“Oh I wouldn’t know enough about that”, the answer The College View was inundated with when polling students across campus for our General Election survey last week.
Almost 45 per cent of students polled said they have not decided whom they will vote for in the upcoming election. Fine Gael fared best in our survey with 17 per cent of student signaling their support for the party. Fine Gael have consistently topped the national polls in the run-up to the general election.
12 per cent of DCU students said their support was with Sinn Féin for the Friday vote. 58 per cent of students said that college fees are an issue they will be mindful of when voting. Sinn Fein may attribute their favourable position to their anti-student loan stance and their promise to abolish student fees.

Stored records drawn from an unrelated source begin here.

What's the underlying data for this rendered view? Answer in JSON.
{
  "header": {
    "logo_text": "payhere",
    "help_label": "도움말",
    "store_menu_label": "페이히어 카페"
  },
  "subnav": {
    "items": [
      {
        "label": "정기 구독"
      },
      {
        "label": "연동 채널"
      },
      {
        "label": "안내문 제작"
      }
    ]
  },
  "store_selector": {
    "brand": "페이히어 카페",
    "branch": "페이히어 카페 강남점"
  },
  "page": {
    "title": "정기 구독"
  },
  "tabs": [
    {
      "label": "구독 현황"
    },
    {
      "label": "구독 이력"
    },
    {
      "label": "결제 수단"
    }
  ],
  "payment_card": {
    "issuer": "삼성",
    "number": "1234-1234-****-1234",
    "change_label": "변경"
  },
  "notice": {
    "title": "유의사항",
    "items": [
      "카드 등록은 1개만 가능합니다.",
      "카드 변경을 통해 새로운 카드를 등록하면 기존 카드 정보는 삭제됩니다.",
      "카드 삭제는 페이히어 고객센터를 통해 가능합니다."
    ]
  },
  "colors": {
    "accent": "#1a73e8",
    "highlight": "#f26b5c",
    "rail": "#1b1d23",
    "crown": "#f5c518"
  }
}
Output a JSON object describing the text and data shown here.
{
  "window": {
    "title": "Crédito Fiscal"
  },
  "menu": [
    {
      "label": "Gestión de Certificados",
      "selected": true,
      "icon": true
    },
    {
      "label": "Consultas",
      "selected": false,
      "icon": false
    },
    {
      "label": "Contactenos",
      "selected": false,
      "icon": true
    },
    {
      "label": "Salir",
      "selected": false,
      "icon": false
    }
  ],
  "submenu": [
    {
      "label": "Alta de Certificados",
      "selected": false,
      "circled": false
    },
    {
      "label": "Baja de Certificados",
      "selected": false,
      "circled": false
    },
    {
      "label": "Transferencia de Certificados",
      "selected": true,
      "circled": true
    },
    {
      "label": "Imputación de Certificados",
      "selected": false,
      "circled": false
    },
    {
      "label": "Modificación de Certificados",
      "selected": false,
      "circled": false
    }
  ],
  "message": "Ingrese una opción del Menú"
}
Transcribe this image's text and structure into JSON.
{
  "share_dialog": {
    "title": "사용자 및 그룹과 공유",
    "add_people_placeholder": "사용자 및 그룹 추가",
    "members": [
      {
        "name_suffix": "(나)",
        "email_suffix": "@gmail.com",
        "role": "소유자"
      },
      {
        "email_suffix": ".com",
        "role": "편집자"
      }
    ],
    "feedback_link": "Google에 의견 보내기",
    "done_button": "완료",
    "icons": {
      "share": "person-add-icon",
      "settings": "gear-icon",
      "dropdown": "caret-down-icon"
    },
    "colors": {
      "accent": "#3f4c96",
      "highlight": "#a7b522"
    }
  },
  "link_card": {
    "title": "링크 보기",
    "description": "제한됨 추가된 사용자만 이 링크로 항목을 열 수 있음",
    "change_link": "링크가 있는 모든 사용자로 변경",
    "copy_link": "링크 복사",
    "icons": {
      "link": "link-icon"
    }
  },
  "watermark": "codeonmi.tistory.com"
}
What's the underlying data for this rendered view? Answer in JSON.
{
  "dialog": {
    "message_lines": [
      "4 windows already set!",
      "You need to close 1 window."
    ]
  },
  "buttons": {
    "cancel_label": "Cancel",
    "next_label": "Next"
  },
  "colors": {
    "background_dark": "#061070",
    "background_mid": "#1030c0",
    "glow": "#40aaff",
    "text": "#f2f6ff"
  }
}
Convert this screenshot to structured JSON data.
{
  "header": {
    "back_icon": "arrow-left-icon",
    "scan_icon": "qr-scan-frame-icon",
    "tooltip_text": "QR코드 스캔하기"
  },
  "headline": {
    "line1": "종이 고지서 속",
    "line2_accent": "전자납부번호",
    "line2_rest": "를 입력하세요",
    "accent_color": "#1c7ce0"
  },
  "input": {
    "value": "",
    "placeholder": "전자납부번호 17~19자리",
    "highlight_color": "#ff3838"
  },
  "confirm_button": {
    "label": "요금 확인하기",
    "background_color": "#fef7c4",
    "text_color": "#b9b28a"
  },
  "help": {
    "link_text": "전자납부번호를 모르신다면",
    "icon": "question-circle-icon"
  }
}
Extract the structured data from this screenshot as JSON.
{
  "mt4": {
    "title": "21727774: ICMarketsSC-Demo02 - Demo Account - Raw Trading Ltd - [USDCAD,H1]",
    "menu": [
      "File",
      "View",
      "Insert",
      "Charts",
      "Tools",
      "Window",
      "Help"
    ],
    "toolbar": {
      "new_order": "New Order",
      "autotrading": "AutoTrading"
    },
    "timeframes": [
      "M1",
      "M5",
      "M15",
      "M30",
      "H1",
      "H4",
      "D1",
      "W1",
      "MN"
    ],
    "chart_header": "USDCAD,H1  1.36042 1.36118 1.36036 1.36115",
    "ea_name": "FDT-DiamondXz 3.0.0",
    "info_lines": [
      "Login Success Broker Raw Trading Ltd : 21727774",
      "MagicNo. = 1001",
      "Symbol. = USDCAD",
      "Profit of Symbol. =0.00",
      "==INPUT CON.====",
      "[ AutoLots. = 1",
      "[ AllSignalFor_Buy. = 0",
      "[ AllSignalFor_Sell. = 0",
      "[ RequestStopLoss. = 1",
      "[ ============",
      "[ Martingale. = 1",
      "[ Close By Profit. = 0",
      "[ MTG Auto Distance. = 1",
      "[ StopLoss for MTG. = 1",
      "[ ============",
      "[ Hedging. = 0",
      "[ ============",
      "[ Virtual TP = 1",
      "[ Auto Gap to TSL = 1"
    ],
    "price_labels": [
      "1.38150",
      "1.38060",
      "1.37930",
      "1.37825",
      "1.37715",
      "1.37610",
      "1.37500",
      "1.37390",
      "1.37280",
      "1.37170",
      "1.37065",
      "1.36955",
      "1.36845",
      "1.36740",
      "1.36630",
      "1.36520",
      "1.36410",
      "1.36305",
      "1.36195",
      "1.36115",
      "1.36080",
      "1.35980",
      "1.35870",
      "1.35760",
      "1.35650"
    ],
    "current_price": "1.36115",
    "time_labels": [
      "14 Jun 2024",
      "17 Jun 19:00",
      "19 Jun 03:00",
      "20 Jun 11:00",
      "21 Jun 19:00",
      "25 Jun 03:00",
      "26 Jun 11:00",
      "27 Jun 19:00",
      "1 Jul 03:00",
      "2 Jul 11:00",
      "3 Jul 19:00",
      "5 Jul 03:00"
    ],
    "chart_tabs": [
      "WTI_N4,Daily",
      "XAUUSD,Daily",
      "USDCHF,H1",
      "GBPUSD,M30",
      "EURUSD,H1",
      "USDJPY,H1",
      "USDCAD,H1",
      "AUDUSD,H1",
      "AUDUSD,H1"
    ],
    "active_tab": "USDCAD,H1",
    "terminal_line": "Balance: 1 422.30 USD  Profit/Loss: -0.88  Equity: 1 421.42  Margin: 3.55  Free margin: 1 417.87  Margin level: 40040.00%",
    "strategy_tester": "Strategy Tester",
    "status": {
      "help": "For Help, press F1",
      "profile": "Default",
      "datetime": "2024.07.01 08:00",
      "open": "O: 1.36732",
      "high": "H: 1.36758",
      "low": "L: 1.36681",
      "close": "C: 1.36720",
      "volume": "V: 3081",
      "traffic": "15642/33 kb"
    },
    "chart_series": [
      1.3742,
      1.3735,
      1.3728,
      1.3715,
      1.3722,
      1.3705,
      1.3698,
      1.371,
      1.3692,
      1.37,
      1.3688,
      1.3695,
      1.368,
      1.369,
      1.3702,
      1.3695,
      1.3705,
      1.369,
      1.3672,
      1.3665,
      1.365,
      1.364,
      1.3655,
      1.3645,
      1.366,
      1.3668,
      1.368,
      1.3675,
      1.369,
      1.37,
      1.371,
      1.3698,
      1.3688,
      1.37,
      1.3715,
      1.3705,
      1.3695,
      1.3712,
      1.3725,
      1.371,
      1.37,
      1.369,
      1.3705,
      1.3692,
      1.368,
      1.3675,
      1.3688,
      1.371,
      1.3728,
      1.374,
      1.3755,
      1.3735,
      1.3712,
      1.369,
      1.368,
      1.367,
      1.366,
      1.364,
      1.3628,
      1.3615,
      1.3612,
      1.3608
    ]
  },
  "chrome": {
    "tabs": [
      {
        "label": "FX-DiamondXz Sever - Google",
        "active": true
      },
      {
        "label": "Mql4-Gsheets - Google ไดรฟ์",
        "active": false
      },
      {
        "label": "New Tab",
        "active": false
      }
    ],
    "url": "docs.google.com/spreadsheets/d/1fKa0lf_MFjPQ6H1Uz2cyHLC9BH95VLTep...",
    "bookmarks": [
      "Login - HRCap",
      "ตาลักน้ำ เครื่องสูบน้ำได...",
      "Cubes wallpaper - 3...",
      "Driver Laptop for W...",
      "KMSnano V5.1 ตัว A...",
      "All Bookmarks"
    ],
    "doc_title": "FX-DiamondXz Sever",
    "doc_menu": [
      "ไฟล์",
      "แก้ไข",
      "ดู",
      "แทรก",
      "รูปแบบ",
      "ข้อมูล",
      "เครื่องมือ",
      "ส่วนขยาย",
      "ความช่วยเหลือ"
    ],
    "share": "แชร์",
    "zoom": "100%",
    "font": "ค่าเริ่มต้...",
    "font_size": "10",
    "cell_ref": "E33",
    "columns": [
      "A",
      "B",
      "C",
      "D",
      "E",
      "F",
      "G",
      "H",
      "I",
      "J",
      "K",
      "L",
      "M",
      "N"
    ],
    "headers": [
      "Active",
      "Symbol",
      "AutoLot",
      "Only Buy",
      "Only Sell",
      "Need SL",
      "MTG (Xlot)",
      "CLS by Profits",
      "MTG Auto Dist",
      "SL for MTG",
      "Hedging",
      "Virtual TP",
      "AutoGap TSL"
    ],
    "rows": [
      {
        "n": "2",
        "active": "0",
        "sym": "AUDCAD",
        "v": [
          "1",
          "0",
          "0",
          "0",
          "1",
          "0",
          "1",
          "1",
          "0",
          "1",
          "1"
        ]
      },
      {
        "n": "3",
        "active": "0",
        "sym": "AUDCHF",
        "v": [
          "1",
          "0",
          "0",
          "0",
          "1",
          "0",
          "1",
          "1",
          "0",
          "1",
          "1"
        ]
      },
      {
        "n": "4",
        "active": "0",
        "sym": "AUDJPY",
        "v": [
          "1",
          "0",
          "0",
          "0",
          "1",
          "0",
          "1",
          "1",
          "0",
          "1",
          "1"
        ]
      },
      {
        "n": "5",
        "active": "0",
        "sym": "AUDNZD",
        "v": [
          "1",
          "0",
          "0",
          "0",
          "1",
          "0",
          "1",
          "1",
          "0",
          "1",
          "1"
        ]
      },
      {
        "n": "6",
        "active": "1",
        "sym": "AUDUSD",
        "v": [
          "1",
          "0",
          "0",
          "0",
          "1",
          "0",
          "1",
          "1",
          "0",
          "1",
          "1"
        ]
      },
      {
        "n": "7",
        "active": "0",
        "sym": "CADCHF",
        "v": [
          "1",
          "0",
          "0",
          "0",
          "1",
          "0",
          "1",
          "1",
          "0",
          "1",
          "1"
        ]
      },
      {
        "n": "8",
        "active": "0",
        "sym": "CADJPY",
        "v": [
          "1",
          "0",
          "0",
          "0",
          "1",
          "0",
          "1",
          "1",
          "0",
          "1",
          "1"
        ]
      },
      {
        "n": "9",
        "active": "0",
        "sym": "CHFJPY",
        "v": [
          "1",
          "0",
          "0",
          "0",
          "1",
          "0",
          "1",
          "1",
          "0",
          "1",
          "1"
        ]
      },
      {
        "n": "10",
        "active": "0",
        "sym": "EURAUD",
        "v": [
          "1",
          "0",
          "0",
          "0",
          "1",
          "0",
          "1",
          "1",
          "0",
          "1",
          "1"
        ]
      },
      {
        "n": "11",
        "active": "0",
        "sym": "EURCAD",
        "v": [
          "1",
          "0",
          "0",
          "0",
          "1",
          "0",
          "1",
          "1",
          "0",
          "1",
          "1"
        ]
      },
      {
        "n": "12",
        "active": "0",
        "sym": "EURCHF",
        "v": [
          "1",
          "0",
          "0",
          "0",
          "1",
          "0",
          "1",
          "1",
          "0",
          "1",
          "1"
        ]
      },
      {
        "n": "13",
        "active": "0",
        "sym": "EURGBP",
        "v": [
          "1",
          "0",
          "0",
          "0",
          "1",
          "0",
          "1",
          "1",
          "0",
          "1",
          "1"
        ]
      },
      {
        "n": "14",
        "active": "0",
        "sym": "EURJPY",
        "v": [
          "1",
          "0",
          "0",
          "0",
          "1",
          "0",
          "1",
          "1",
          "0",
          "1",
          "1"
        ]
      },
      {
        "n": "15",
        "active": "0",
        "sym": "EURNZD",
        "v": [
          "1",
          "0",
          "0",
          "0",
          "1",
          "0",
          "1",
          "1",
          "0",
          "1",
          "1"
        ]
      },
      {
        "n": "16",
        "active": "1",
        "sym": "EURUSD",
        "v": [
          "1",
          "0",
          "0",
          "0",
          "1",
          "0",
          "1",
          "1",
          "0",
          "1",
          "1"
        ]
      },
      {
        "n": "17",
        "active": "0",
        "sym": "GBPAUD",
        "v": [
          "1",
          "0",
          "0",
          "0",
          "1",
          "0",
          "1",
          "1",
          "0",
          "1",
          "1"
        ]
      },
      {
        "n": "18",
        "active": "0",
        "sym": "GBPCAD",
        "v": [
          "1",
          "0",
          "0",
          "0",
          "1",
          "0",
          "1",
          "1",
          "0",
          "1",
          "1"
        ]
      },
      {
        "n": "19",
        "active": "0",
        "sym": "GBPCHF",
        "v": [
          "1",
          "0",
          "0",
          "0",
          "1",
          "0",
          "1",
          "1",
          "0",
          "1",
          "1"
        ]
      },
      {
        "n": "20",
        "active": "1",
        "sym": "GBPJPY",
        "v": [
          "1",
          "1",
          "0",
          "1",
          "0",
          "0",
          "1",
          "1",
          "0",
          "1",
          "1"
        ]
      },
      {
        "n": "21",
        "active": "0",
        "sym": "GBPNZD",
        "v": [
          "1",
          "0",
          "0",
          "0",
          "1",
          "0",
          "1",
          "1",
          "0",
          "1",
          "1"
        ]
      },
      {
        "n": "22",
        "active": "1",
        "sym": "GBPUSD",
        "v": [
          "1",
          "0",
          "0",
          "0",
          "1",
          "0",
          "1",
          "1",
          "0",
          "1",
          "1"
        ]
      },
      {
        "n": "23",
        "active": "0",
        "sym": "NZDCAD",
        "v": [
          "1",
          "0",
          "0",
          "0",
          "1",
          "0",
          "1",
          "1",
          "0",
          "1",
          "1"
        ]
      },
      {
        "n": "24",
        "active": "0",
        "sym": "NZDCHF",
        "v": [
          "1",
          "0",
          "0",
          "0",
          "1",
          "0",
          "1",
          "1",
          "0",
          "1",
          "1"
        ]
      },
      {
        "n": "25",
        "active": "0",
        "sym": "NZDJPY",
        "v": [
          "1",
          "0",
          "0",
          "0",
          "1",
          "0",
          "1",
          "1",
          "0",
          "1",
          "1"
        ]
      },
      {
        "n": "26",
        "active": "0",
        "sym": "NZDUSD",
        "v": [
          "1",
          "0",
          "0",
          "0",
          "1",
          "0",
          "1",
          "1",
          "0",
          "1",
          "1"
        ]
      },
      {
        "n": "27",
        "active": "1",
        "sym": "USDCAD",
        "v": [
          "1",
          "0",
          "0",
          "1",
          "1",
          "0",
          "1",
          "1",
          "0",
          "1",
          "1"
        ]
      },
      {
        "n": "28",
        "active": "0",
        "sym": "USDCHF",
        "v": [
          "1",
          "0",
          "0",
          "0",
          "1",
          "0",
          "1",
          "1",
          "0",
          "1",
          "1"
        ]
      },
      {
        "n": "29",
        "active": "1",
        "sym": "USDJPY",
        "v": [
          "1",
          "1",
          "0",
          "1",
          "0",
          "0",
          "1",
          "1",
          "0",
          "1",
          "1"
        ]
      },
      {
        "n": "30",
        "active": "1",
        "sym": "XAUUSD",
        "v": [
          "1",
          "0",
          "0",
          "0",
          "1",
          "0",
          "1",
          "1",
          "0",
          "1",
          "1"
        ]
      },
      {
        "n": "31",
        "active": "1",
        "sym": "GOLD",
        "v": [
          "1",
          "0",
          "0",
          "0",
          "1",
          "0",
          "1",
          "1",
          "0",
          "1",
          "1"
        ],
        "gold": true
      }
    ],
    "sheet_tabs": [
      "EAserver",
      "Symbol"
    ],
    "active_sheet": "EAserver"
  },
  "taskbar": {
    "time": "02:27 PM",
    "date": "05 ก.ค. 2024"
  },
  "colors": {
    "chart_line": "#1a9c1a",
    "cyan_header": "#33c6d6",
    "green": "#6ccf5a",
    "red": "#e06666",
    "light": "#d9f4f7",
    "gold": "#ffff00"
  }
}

Sinn Fein were closely followed by Fianna Fáil, whom 11 per cent of students said they will be supporting. “Am goin’ to vote for Fianna Fáil because my father does,” one student told his friends when completing the survey paper. Michael Martin, leader of Fianna Fail has been praised for his performance in the media during the campaign trail.
Support for the incumbent Labour party is just 6 per cent among DCU students. Female support was at 9 per cent while male support was at 3 per cent. Labour have committed to holding a referendum on repealing the 8th Amendment, should they be re-elected. In our survey, 49 per cent of female students saw the 8th Amendment as a main issue, in comparison to 36 per cent of males students.
College fees are the most important issue to DCU students in the upcoming election. 60 per cent said that fees are something they will consider when voting. Student fees were raised by €1000 in the term of the Fine Gael-Labour coalition.
Healthcare is also an area of concern to students with 47 per cent saying that it was a main issue for them. Overcrowding in hospitals, medical cards, prescription charges and the HSE are some of the main national issues that have dominated the dialogue in the area of health in this general election.
Job security was more important to males. 51 per cent said it was an issue for them, while 29 per cent of females listed it as important. In the past four years, over 300,000 people have emigrated from Ireland; 40 per cent were aged between 15 and 24. The current unemployment rate is 8.6 per cent with a 27.1 per cent decrease in people on the live register, since 2011. The controversial JobBridge scheme introduced by the coalition aimed to reduce unemployment figures after the economic crash. However the scheme has drawn many critics as it has a culture of featuring low-paid or unpaid work.
30 per cent of students think housing and homelessness is an issue that will influence which party they vote for while other issues such as transport and mental health came in at 4 per cent. The death of Jonathan Corrie in December 2014 sparked public outrage about the homelessness crisis in Ireland. The government vowed to tackle the crisis in the wake of this but the epidemic is still prevalent.
The College View polled 245 students across the Glasnevin campus. An even mix of both males and females were surveyed. Students from each faculty were represented in the poll. Students from a variety of age brackets were surveyed to ensure adequate representation.
Katie O’Neill and Catherine Devine